After several frustrating work sessions, county officials say a budget solution is getting closer for the Howard County Public School System.
One topic has been the subject of heated debate between elected school and county leaders: the schools' healthcare fund, which is running dangerously low. In an effort to replenish the fund all at once, the Board of Education requested $507 million from the county for fiscal 2014 — an amount officials said the county can't afford.
County Executive Ken Ulman's proposed budget totals $966.7 million, $497.5 million of which is for the school system. It's about $10 million less than what the board asked for, and some members are worried a tighter budget would mean program cuts.
"I can't help but be sad we've come to this as a system," board member Ann De Lacy said at a work session Thursday, May 16. "We hear from all the politicians that the schools are the engine that drives the economy of Howard County. ... This is not about our kids, this is about Howard County. Will we be at the point where we have to increase class sizes, lay-off staff, cut programs, close schools? We are the stewards and we have to fight for what we believe in."
Operational cuts aren't what the county is asking for, said government spokesman David Nitkin. The one line item being discussed is the healthcare fund.
Through the course of three work sessions Tuesday, May 14 and Thursday, May 16 — two with the County Council and one among the board — board members were told to find possible cuts in other areas in the hopes the fund can be replenished on an installment plan. The board's proposal had included a request for $14.46 million, and school officials said Thursday that number was about $2 million less than new projections. The county's proposal is $4.7 million for the school's healthcare fund for fiscal 2014.
The school system's healthcare fund reserve has been steadily decreasing in the past year as claims and the cost of healthcare go up. In fiscal 2011, the ending fund balance was $21.6 million. At the end of fiscal 2013, it was $4.8 million, and the projected fiscal 2014 balance is just $226,820. Meanwhile, the total uses of funds is increasing, from $82.9 million in fiscal 2011, to a projected $111.8 million in fiscal 2014.
Before the budget is approved, council members asked the board to identify $1-to-$2 million in cuts in other parts of the budget in a good-faith effort to take to Ulman.
"I think you have to say there's some things in there that you can offer up," Council member Courtney Watson said. "It's going to go a long way with the executive to say the Board of Education has come up with these cuts and we say we can have a phase-in plan."
Ulman said he appreciated the board and the council working together to "develop creative solutions."
"I am confident that we will reach an agreement that protects our educators, financially and health-wise," Ulman said.
A phase-in plan over the course of two years — which the board unanimously supported — would mean about $8.5 million a year put back in the healthcare fund. Thursday night, the board approved a list of possible cuts by a vote of 4-3. Board members Sandra French, Brian Meshkin and Cindy Vaillancourt voted against the cuts.
Those possible cuts include $500,000 in utilities, $116,680 for an administrative intern, $69,030 for AEDs and $183,130 in instructional supplies.

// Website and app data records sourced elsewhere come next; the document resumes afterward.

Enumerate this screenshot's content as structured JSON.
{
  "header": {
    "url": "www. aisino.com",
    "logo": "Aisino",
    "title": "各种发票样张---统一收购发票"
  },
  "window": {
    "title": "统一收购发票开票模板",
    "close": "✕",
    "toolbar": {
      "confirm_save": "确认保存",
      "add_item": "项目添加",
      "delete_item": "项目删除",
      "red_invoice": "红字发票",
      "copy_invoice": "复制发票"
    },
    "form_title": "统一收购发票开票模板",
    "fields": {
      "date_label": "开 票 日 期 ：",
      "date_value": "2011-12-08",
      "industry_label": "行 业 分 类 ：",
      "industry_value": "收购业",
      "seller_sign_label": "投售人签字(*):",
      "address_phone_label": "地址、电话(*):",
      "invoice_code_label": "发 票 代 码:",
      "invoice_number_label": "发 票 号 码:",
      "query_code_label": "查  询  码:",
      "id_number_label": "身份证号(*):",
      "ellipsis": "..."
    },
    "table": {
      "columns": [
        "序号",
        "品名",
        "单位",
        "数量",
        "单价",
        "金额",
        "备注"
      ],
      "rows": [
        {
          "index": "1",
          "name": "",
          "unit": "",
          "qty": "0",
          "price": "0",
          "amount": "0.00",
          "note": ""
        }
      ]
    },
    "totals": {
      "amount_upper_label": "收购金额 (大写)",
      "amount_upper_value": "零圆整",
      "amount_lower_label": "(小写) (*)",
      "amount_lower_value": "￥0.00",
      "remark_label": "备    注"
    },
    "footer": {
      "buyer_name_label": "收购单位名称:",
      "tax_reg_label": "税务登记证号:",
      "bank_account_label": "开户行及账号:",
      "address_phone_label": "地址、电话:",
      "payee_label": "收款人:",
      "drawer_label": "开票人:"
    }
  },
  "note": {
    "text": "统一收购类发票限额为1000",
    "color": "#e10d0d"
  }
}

Ten cuts were included in the list, totaling $1.3 million.
"Why do we need a line-item reduction now?" French said. "I have a problem with making these items the scapegoat."
Vaillancourt, too, was opposed to identifying cuts prematurely. While board members were adamant on not cutting anything that would impact the classroom, Meshkin said cutting instructional supplies would do just that.
"We know what the impact of that is," he said.
Board Chairman Frank Aquino said that with a relatively short window of opportunity — the council is set to vote on a final budget Thursday, May 23 at 11 a.m. — "we're going to have to do a little bit more.
"We're going to have to tighten our belts in the hopes we get more funds," he said. "Unless we do that, we're really not going to go anywhere and we're going to have to make some really hard decisions."
Last year, the schools' budget was $703.7 million, $482.3 million of which came from the county. This year the total request for the school system is $721 million. The $497.5 million from the county is more than twice the required maintenance-of-effort the county is required to contribute to the school system, Nitkin said, and still fully funds the classroom.
"While most other counties in Maryland are providing the bare minimum for education, County Executive Ulman is providing twice the required increase — more than $15 million in new dollars — to keep our schools great," said Howard County spokesman David Nitkin. "The proposed education budget fully funds the operational requests of the Board of Education, and includes full funding for more than 130 new positions. It will allow a new elementary school to open. It will allow teachers to prepare for the Common Core Curriculum. It will allow us to continue to use technology. We are funding excellence."Copyright © 2015, The Baltimore Sun